** Opening Provided information block **
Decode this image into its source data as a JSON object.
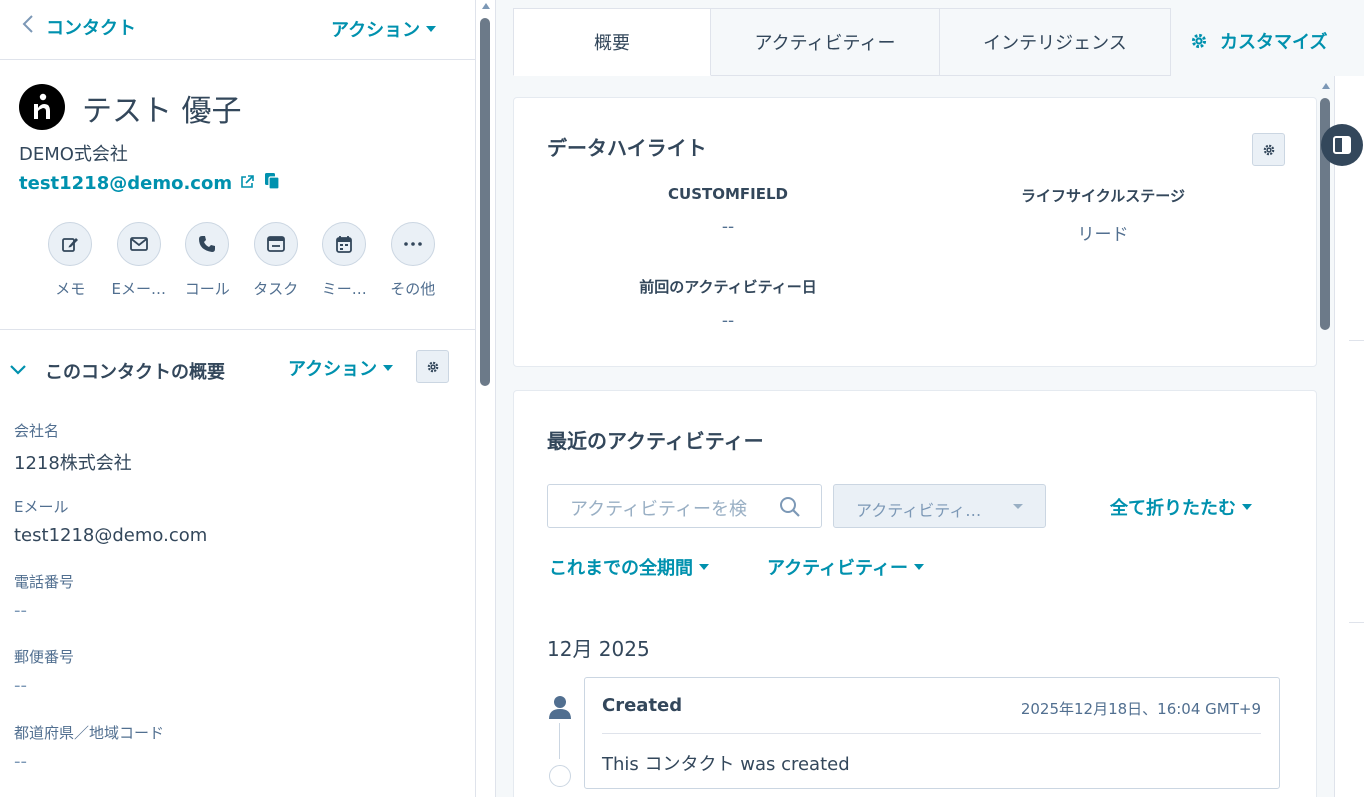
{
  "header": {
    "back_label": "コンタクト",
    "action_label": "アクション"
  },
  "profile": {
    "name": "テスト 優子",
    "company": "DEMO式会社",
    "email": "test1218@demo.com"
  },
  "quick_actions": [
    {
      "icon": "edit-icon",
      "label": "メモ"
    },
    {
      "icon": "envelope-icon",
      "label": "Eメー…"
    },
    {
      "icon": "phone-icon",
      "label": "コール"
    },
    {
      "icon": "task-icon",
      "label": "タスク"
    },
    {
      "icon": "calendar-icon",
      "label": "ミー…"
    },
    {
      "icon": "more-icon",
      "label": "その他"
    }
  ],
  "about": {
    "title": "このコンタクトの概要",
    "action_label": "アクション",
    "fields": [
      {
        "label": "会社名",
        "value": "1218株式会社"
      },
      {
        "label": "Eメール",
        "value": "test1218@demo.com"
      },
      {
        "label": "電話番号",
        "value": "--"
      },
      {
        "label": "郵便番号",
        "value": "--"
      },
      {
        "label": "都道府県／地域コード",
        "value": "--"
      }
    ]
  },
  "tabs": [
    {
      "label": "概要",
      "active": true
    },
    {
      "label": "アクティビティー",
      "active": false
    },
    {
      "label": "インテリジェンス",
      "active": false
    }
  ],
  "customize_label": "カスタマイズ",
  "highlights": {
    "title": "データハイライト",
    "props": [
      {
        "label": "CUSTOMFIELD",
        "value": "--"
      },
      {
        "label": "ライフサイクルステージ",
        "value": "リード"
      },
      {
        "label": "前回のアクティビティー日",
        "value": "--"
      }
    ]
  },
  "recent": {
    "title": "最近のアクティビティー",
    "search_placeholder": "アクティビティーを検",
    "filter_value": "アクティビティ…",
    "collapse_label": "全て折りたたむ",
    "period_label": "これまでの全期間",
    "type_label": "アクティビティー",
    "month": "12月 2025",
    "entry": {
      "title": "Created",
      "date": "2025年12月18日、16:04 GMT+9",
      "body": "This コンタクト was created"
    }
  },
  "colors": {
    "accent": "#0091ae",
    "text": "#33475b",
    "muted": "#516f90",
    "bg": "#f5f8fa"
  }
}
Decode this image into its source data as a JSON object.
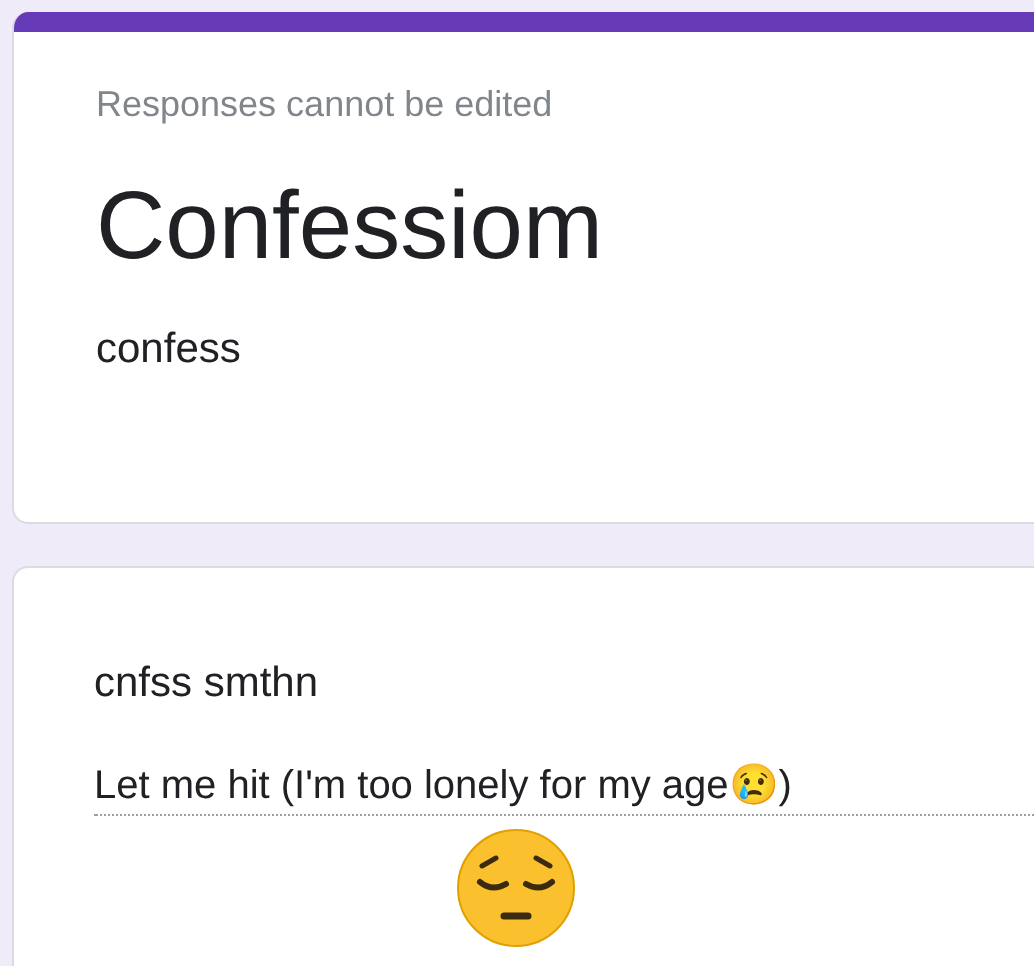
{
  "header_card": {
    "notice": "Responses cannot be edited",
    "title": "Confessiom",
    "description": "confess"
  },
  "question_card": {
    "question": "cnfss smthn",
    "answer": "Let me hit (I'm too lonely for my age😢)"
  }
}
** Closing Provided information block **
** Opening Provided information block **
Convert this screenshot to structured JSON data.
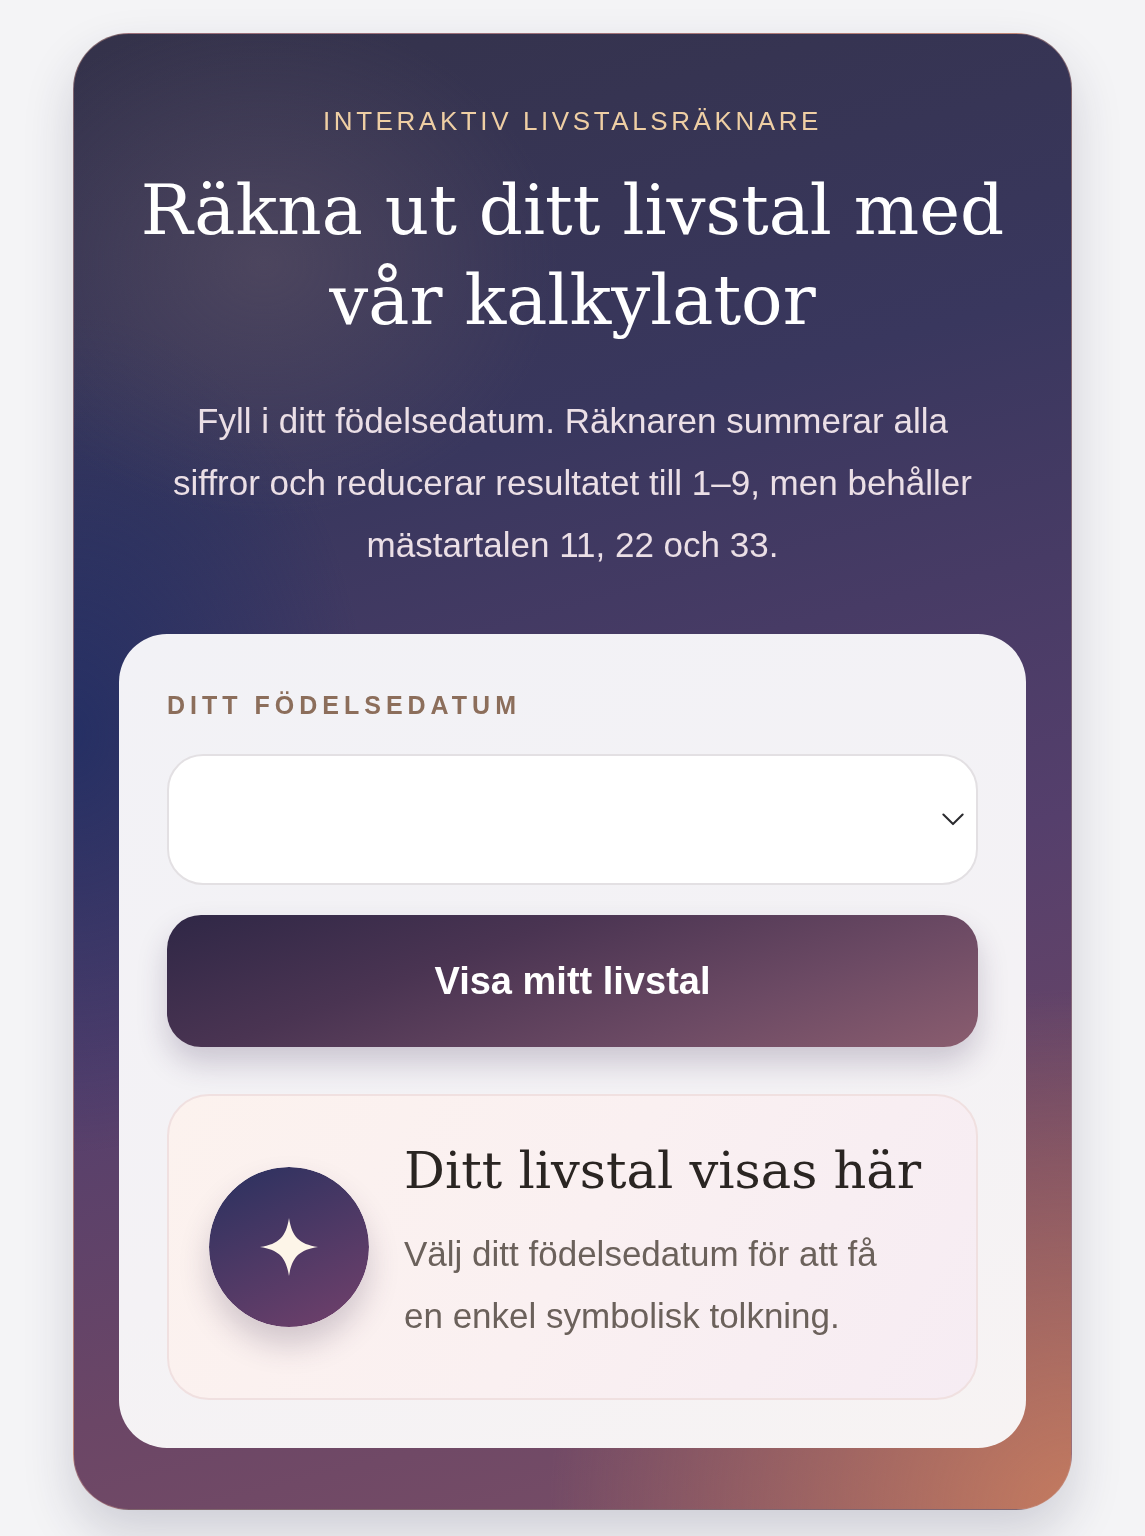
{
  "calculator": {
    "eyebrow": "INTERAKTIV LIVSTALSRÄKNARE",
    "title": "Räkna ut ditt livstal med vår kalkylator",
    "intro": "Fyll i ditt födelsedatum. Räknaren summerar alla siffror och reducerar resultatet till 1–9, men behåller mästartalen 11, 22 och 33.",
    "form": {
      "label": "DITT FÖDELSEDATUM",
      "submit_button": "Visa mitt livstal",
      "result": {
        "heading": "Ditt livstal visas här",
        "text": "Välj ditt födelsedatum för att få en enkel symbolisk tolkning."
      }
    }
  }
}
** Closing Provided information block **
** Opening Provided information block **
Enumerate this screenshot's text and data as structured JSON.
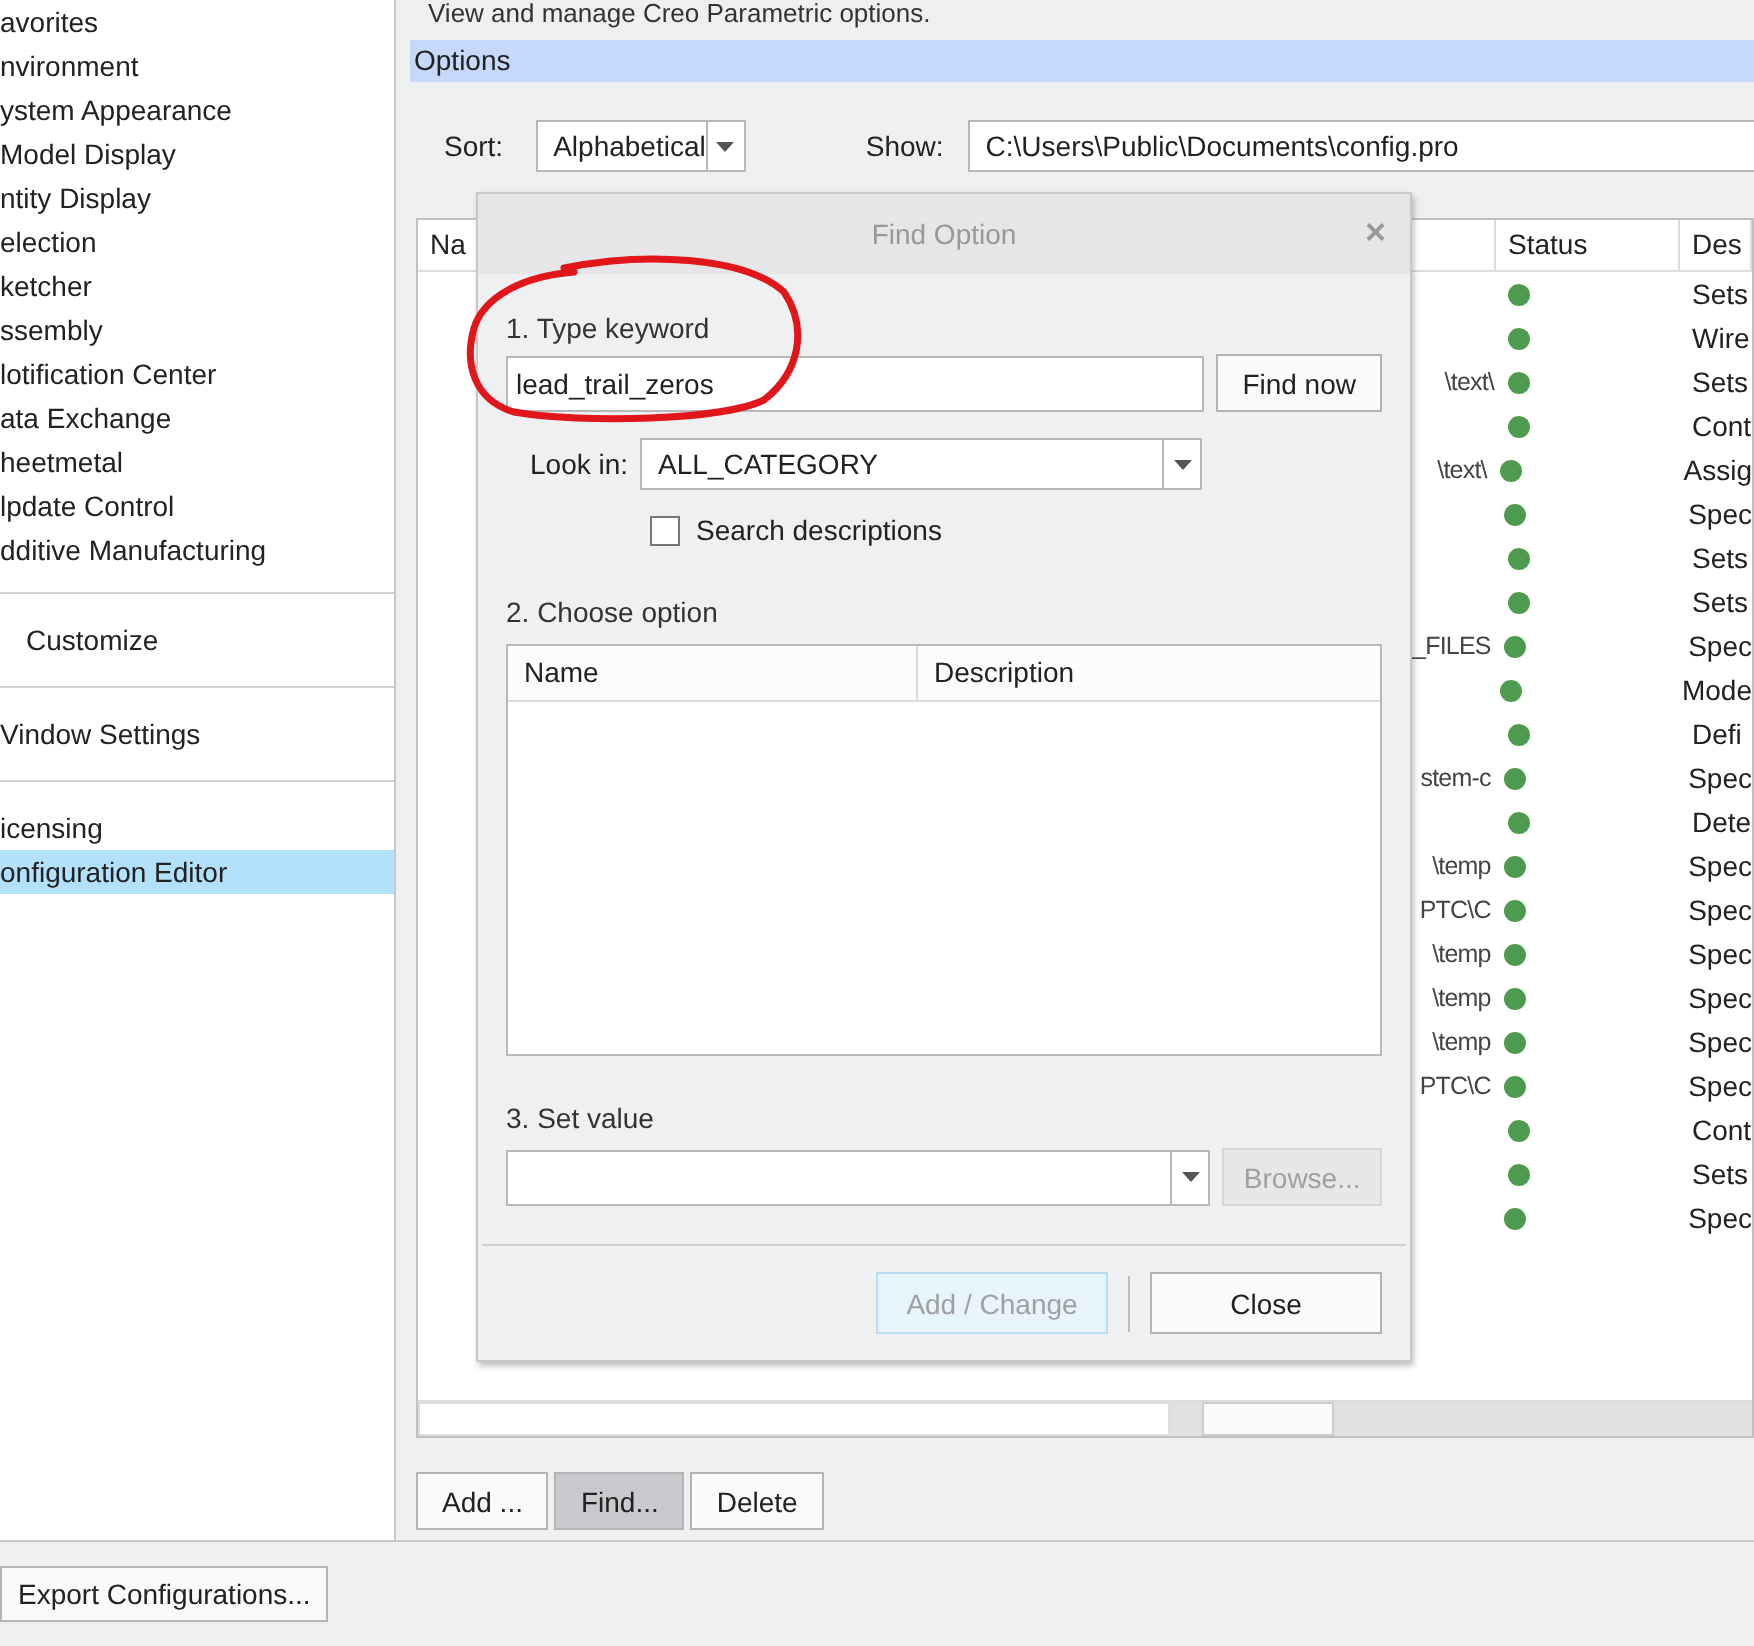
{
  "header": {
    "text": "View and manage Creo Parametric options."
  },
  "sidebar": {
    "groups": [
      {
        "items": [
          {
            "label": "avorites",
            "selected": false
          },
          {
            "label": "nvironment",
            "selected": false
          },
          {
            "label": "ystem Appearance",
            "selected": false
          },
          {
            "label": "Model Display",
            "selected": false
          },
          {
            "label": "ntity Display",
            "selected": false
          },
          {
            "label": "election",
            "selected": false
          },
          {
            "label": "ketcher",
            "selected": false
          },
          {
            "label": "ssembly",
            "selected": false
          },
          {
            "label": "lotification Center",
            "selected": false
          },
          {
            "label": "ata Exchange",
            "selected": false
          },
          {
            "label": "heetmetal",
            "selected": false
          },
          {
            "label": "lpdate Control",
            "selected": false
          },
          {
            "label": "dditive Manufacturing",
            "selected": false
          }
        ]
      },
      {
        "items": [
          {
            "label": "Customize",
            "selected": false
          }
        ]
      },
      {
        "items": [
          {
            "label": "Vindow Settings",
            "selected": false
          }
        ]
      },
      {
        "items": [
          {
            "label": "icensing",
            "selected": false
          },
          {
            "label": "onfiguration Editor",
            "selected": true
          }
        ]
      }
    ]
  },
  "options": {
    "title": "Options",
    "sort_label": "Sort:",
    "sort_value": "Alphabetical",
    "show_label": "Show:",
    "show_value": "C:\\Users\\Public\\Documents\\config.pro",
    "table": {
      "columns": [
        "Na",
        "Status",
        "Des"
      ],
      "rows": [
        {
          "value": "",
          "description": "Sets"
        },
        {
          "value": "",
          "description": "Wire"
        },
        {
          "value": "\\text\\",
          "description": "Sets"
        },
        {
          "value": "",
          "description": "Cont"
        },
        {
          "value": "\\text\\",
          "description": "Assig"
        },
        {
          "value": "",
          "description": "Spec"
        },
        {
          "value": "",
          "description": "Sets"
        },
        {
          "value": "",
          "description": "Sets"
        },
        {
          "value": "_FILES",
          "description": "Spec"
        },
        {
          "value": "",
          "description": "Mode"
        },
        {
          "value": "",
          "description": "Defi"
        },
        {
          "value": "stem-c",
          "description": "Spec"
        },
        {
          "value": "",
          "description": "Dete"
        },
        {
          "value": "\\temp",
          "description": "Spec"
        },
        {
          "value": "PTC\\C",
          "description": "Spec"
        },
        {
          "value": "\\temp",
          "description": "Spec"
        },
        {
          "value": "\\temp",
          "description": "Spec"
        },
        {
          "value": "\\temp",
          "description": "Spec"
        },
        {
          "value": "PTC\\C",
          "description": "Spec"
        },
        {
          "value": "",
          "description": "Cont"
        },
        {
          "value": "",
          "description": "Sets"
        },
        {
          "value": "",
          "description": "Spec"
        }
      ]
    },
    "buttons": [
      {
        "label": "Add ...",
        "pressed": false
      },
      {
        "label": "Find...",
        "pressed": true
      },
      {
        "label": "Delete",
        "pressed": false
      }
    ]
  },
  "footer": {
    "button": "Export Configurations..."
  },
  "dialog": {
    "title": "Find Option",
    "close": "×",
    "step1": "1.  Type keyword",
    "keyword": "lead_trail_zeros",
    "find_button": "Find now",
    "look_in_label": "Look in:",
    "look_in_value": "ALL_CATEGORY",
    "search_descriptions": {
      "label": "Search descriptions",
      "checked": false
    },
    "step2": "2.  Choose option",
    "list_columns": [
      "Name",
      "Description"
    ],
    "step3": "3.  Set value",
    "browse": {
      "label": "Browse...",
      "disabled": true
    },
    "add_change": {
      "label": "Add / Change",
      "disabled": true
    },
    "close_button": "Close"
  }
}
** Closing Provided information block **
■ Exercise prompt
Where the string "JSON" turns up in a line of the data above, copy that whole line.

■ Exercise output
Decode this image into its source data as a JSON object.
Decode this image into its source data as a JSON object.
Convert this screenshot to structured JSON data.
Enumerate this screenshot's text and data as structured JSON.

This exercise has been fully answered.